Your response should be the complete set of records, reproduced exactly.
-- Exercise data follows --
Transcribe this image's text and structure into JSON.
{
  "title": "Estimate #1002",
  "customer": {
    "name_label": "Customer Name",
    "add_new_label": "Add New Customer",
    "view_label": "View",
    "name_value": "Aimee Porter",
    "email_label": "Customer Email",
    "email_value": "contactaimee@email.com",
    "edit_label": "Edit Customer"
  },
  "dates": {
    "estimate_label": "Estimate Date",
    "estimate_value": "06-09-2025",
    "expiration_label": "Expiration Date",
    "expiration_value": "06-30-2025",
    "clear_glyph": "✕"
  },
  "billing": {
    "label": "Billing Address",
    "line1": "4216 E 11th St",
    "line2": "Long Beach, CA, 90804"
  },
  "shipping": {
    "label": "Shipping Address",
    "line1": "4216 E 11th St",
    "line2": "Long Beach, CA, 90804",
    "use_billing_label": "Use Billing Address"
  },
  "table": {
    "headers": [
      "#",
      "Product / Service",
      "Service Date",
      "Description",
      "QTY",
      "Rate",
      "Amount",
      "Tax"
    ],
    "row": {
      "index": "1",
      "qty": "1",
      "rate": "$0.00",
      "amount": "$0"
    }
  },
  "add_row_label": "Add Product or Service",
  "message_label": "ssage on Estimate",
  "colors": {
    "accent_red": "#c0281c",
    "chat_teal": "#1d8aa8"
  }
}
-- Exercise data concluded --
**Answer space**
Transcribe this image's text and structure into JSON.
{
  "title": "Estimate #1002",
  "customer": {
    "name_label": "Customer Name",
    "add_new_label": "Add New Customer",
    "view_label": "View",
    "name_value": "Aimee Porter",
    "email_label": "Customer Email",
    "email_value": "contactaimee@email.com",
    "edit_label": "Edit Customer"
  },
  "dates": {
    "estimate_label": "Estimate Date",
    "estimate_value": "06-09-2025",
    "expiration_label": "Expiration Date",
    "expiration_value": "06-30-2025",
    "clear_glyph": "✕"
  },
  "billing": {
    "label": "Billing Address",
    "line1": "4216 E 11th St",
    "line2": "Long Beach, CA, 90804"
  },
  "shipping": {
    "label": "Shipping Address",
    "line1": "4216 E 11th St",
    "line2": "Long Beach, CA, 90804",
    "use_billing_label": "Use Billing Address"
  },
  "table": {
    "headers": [
      "#",
      "Product / Service",
      "Service Date",
      "Description",
      "QTY",
      "Rate",
      "Amount",
      "Tax"
    ],
    "row": {
      "index": "1",
      "qty": "1",
      "rate": "$0.00",
      "amount": "$0"
    }
  },
  "add_row_label": "Add Product or Service",
  "message_label": "ssage on Estimate",
  "colors": {
    "accent_red": "#c0281c",
    "chat_teal": "#1d8aa8"
  }
}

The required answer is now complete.